──────── Dataset content
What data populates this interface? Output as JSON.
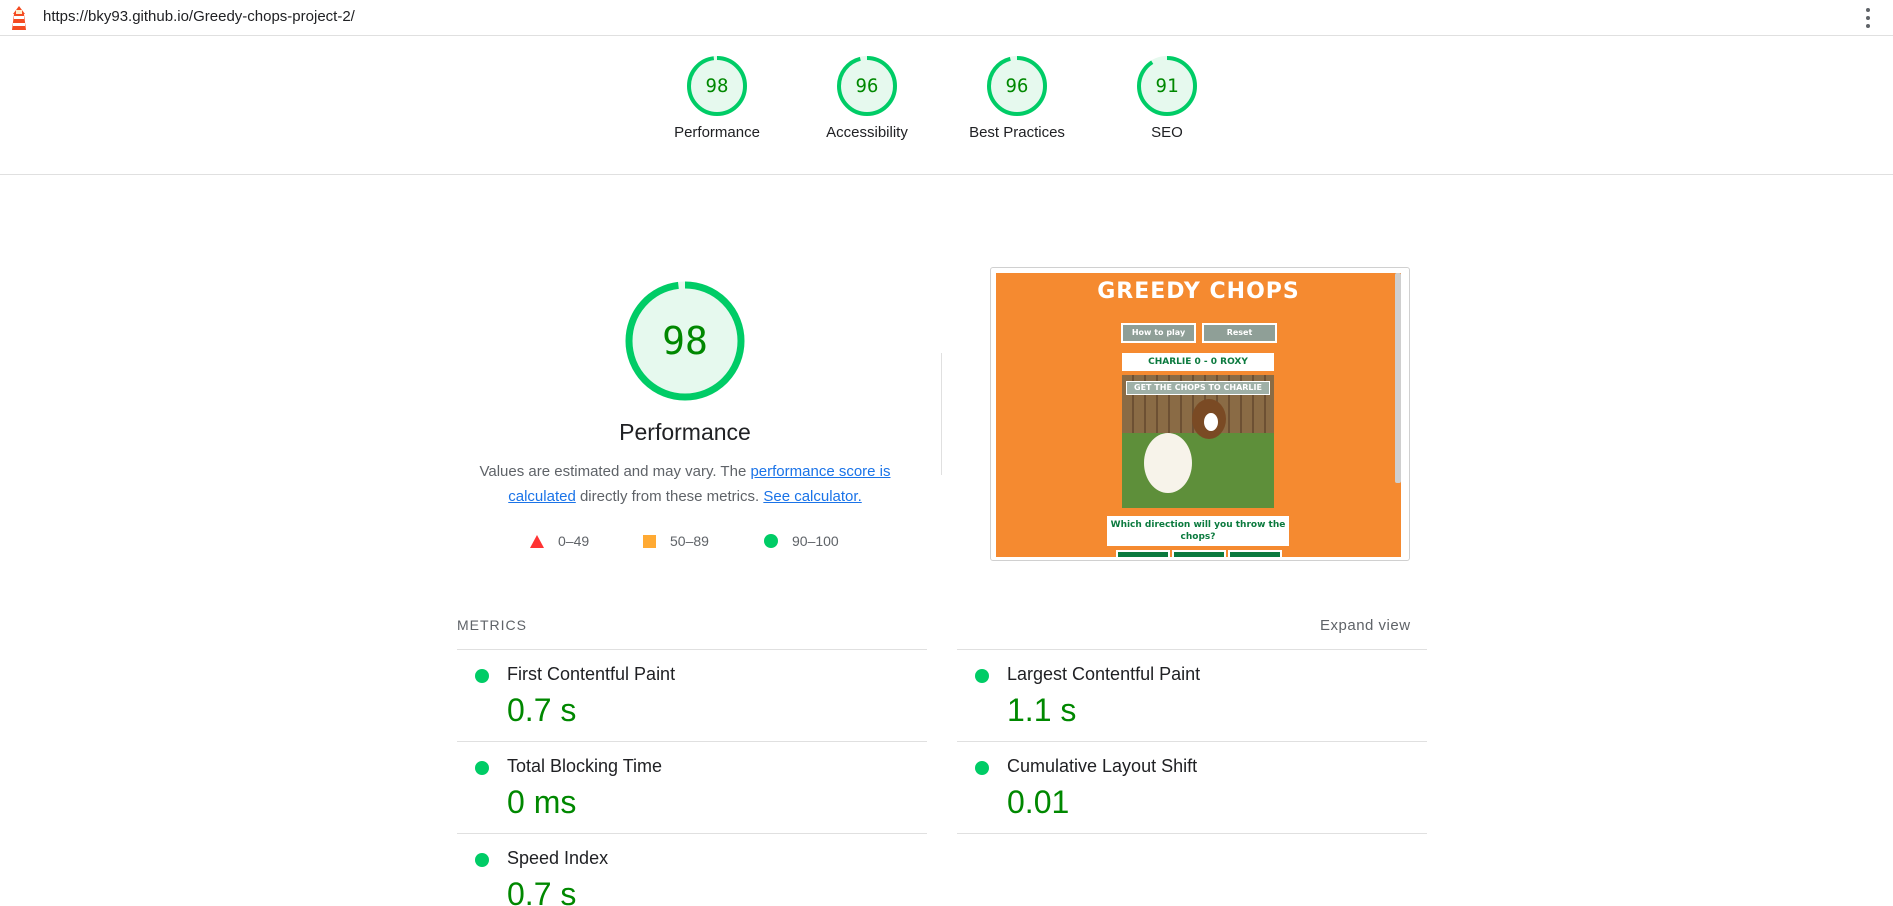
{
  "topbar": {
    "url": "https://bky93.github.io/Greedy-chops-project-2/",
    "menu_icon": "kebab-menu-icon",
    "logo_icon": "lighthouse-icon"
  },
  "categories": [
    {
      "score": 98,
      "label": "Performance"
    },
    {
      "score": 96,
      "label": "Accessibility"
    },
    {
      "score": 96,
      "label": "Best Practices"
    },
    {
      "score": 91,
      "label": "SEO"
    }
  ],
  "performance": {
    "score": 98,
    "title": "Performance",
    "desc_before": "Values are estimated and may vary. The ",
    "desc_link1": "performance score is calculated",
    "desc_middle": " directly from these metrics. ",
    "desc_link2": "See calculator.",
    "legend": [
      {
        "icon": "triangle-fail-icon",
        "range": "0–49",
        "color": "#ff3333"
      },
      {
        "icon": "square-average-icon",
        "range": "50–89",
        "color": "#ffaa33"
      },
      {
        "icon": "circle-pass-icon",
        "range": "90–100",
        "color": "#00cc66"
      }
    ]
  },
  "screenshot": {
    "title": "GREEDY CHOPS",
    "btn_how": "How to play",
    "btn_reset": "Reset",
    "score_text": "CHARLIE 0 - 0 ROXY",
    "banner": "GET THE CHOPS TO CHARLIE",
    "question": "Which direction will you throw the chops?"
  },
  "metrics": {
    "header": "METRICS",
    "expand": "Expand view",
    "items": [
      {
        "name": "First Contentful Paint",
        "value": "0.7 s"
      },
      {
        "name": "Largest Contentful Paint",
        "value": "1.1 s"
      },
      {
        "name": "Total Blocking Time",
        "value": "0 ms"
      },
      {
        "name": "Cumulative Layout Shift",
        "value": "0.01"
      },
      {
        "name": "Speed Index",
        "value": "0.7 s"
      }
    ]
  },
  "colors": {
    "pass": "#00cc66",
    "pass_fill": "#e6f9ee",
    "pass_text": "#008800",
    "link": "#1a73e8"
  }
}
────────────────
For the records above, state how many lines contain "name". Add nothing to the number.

5